Moments of clarity
Gabriela Pueyo explains to Guy Hiscott what Bupa Dental Care’s unified purpose means for dental professionals and patients
With just 12 months at the helm of Bupa Dental Care, Gabriela Pueyo may be one of the newer faces on the UK dental corporate scene. But don’t mistake that for inexperience.
The organisation’s general manager is not just one of the most high-profile figures in the sector, but one of the most experienced, too. Well versed in the complexities of healthcare, Gabriela is bringing 16 years of top-level experience. She previously worked for Sanitas – Bupa’s Spanish arm, and the largest healthcare company in Spain.
She is unsurprisingly clear about the value of understanding where you’re heading when it comes to business.
‘The most important thing we’ve done since I started is to achieve clarity over who we are as a business, and where we want to be,’ she explains. ‘Strategy is important, but unless you can make that strategy tangible, it becomes really hard for people to relate to it.
‘A lot of what we’ve done has involved helping our teams understand what that means for them in their day-to-day lives.’
Building for the long term
If getting everyone pulling in the same direction is important, Gabriela joined the UK business at a good time. For the last few years, Bupa Dental Care has been focusing closely on that question. The business has had its hands full integrating the Oasis practices it acquired in 2017.
Unifying the processes between the two organisations and rebranding the more than 400 practices that joined the Bupa fold has taken time. Now, the business is ready to move forwards in a big way.
The acquisition has seen the company change considerably. But what hasn’t changed through the expansion is Bupa’s core mission.
‘We want to help our customers live longer, healthier and happier lives,’ explains Gabriela.
‘That comes from who we are as a company. We’re limited by guarantee: we don’t have shareholders and that gives us a different DNA. Bupa has been around for 70 years and our plan is to be around for the next 70, and well beyond.
‘In everything we do – whether for patients or our staff – we’re really looking for the long-term relationship, not the one-off transaction.’
That long-term approach naturally shapes the business, Gabriela explains. She believes it makes it easier for Bupa to put patients at the centre of everything it does.
A global viewpoint
NHS treatment makes up around 40% of the group’s revenues. This is a figure that may surprise those more used to associating the company with private treatment. But the close focus on quality Bupa is known for remains undiminished.
‘Our aspiration is to be the most trusted provider of dental care in the UK and Ireland,’ Gabriela adds.
‘The word “trusted” is very important for us – trust isn’t something you generate in one visit. It’s something you generate over time. You build it, and then you have to maintain it – and if you’re focused on that continually, as we are, it naturally changes your approach.’

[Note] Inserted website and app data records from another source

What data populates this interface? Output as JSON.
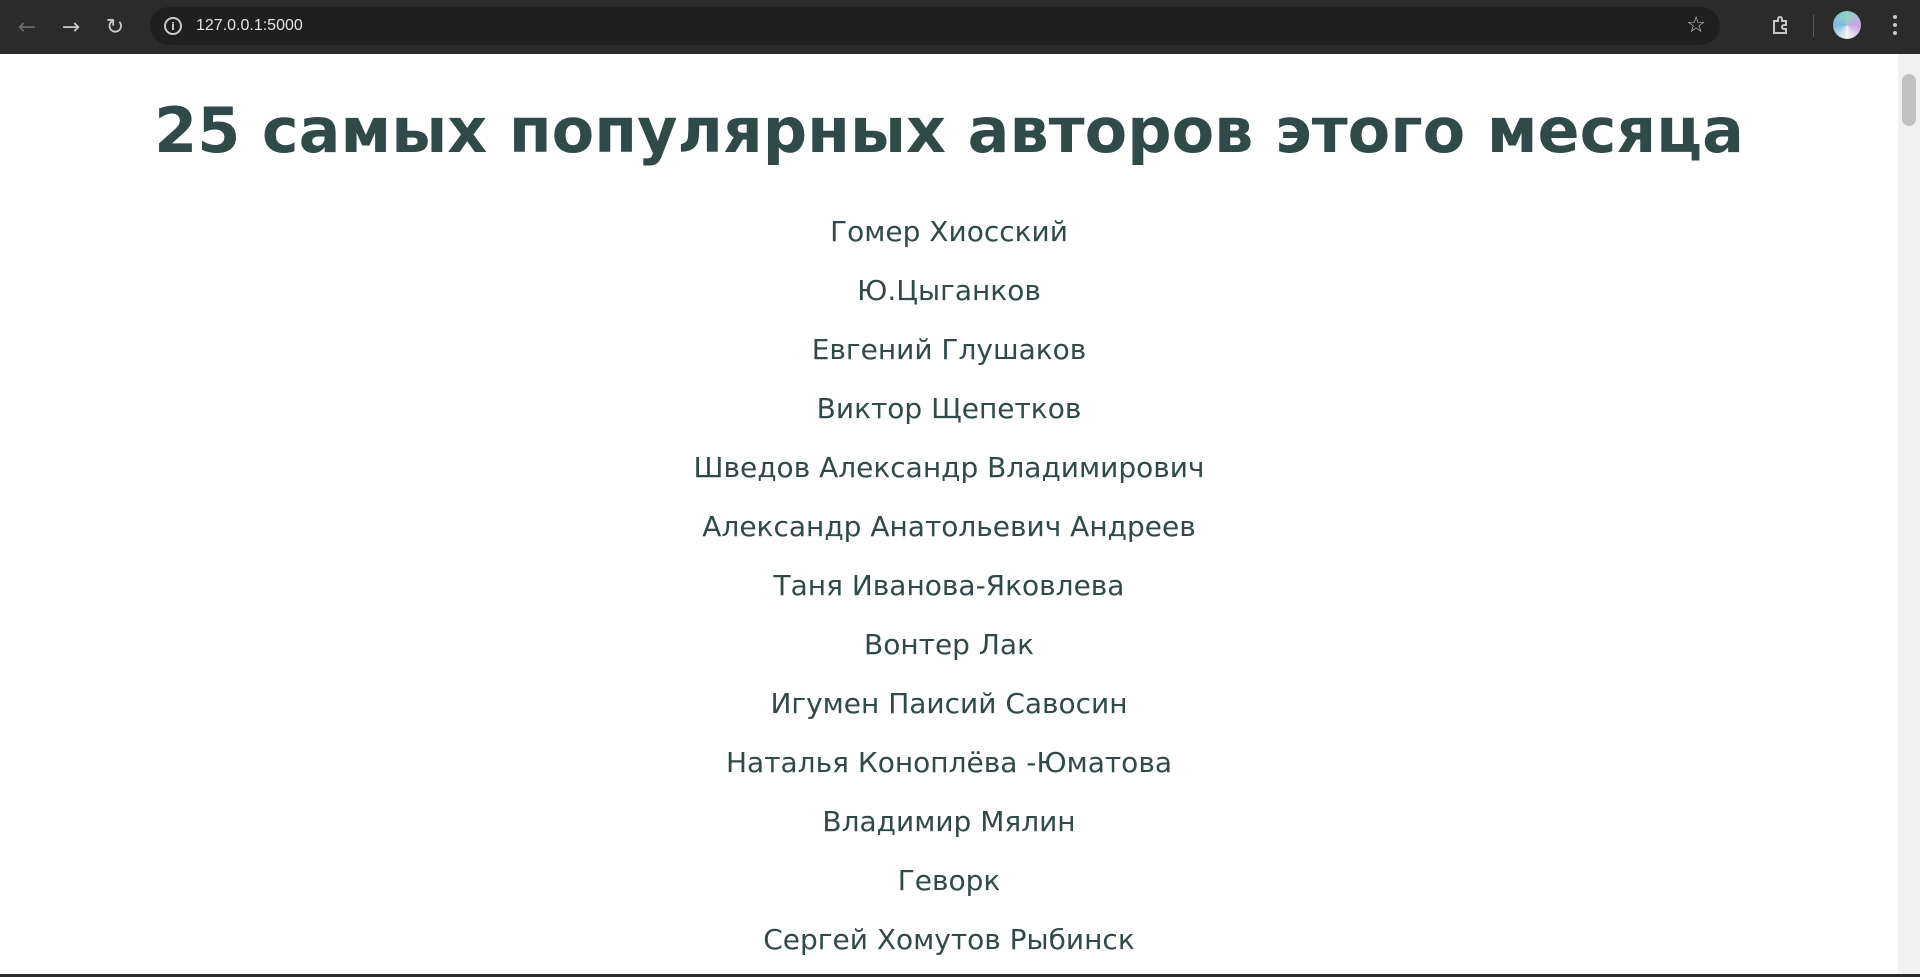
{
  "browser": {
    "url": "127.0.0.1:5000",
    "back_icon": "arrow-left-icon",
    "forward_icon": "arrow-right-icon",
    "reload_icon": "reload-icon",
    "site_info_icon": "info-icon",
    "bookmark_icon": "star-icon",
    "extensions_icon": "puzzle-icon",
    "menu_icon": "kebab-menu-icon"
  },
  "page": {
    "title": "25 самых популярных авторов этого месяца",
    "authors": [
      "Гомер Хиосский",
      "Ю.Цыганков",
      "Евгений Глушаков",
      "Виктор Щепетков",
      "Шведов Александр Владимирович",
      "Александр Анатольевич Андреев",
      "Таня Иванова-Яковлева",
      "Вонтер Лак",
      "Игумен Паисий Савосин",
      "Наталья Коноплёва -Юматова",
      "Владимир Мялин",
      "Геворк",
      "Сергей Хомутов Рыбинск"
    ]
  },
  "colors": {
    "text": "#2f4a49",
    "background": "#ffffff",
    "browser_chrome": "#2b2b2b"
  }
}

She brings first-hand experience of how that approach is interpreted by different Bupa businesses across the globe.
She explains: ‘It’s interesting how much of dentistry is similar between countries.
‘So although you have to tailor your approach to local market conditions, there’s a universal need for businesses that patients can trust.
‘There are a lot of commonalities to the provision of dentistry, especially the way Bupa wants to provide it.’
That global viewpoint is becoming increasingly important in the UK, where the reliance on an overseas workforce and the ongoing debate over Brexit are throwing up unique challenges for dentistry.
Looking for opportunity
‘There is a huge scarcity of workforce here in the UK,’ she explains. ‘More so than in most countries Bupa operates in. That’s one thing we’re considering for the future. How we can leverage our position as part of a global network to address that?
‘For years, we’ve brought professionals in from outside the UK to make up the gaps that are built into the system.
‘That situation has now changed. I don’t necessarily think people are leaving yet, but there’s so much uncertainty that they aren’t coming here.’
‘People who can see a future will look for opportunity. But people who are faced with uncertainty tend to stay put. The fact the rest of Europe is doing quite well economically means people aren’t making tough decisions about relocating: they simply don’t need to.
‘This combination hasn’t helped us in the UK very much. I’m a big believer that where there’s a will there’s a way. We’re exploring every avenue we can think of in Bupa. We want to ensure we can provide our patients with the service they need.’
Walking the talk
UK workforce challenges notwithstanding, the future is looking bright for Bupa as it picks up steam under Gabriela’s leadership.
‘The company is still growing, so it will continue acquiring practices – as selectively as ever.’
‘We want to grow. But I want to be very clear that I’m not going to buy somewhere just to meet a target,’ Gabriela explains.
‘We’re self-limiting in that regard; but, equally, I’m not going to limit myself either. If we find somewhere that fits, then we will make them part of the family.’
The focus on ‘bringing to life who we want to be’ is far from over. Gabriela stresses the company will always be committed to ‘walking the talk’.
‘We have an ever-present responsibility to evolve,’ she adds. ‘To always strive to be a place where our people are engaged, and happy to be working.
‘If we can do that, then we’re bringing the ideals of Bupa to life.’
For more information see www.bupa.co.uk